The Vyrus 987 is purely built for speed and the amount of stability on this hub-steered front is hard to believe. The braking forces from the massively powerful Brembo monoblocks gripping from the bottom of the floating discs are separated from the suspension action. You can just stay on those brakes while the front swingarm and Ohlins TTX shock handles the bumps independently.

On the 987 you can concentrate more on your braking with the diving fork taken out of the process. This enables a very light carbon fiber headstock supporting the riders weight during heavy braking and the minimalist front cowling also in carbon fiber.

A distinctive air-intake tube in carbon fiber sits on the left side of the cowling feeding the large airbox under the fuel tank. More Ohlins goodness and a chunky aluminum swing arm handle the rear suspension. Everything is fully adjustable (suspension, steering angle, trail, foot pegs)

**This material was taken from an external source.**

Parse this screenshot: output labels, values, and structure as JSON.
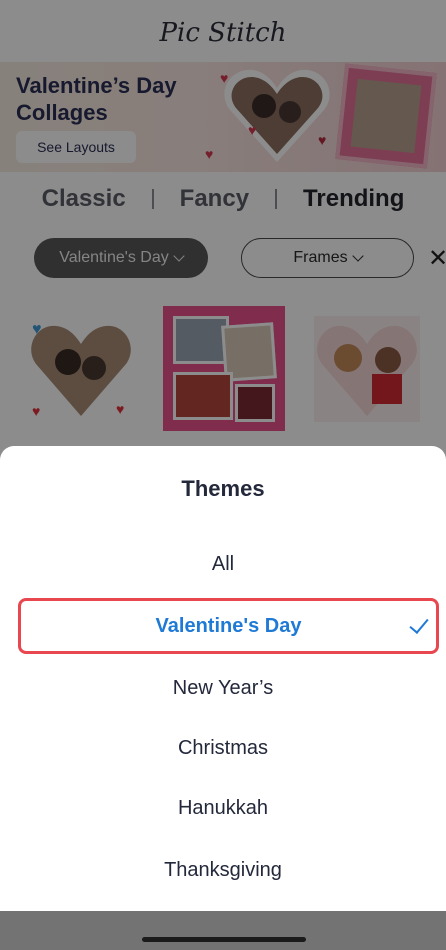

Holding the big brute of an engine in place connecting the two swingarms is the beautiful Omega frame machined from solid blocks of aluminium. There is very limited room for a powerful engine’s large radiator on a hub-steered vehicle, so Rodorigo and his Vyrus have come up with a special semi-under engine double radiator solution. This keeps the big water-cooled engine in good health while ensuring extreme narrowness inherent in L-twin designs. Again, though, the Vyrus 987 is not a road bike for rainy days, so best not think at all about all the grime those radiators would collect because it’s not going to happen anyway.

The 1198cc L-twin breaths out of a set of Zard underseat exhaust silencers with a little one-piece carbon fiber creation on top. With an extreme amount of horsepower and torque available, Vyrus has implemented full racing traction control on the 987. The dash is a well-informed Ducati 1198 one connected to the Vyrus spec ECU and electronics package. Vyrus will program one of the three riding modes especially for its customers, should one wish. First mode is full on sport, second optional, and third Rain.

Being a full-race system, you do have launch control, pit-lane speed limiter, and more/less pre-programmed buttons. The pit-lane speed limiter can be programmed to whichever speed you want. “Sir, would you like a 300 km/h cruise control limit for the autobahn, or a 50 km/h speed camera safety button?” It’s all there for you to play with, and a bit of a necessity for a motorcycle with a 211 horsepower potential on the racetrack.

“Pura fullya technologica” is a Vyrus motto and, translated to English, it means “pure crazy technology.” That’s precisely what the Vyrus 987 is. Vyrus takes the world’s most powerful production L-twin engine from Ducati, and then tunes it either with the ECU and race exhaust or with an additional Volumex super-charger. I didn’t get to try the supercharged version this time, but even in the most standard setting this bike kicks everybody’s tail–it’s simply the most powerful production bike in the world.

It’s as light as the lightest road supermoto and more powerful than the most powerful superbike for the road. Hub steering will always be special, and not many people outside of Ducati’s World Superbike teams have sampled this kind of power. The 2010 Vyrus 987 C3 4V is only for people with lots of money and an advanced level of riding abilities. Photography by Vyrus and Tor Sagen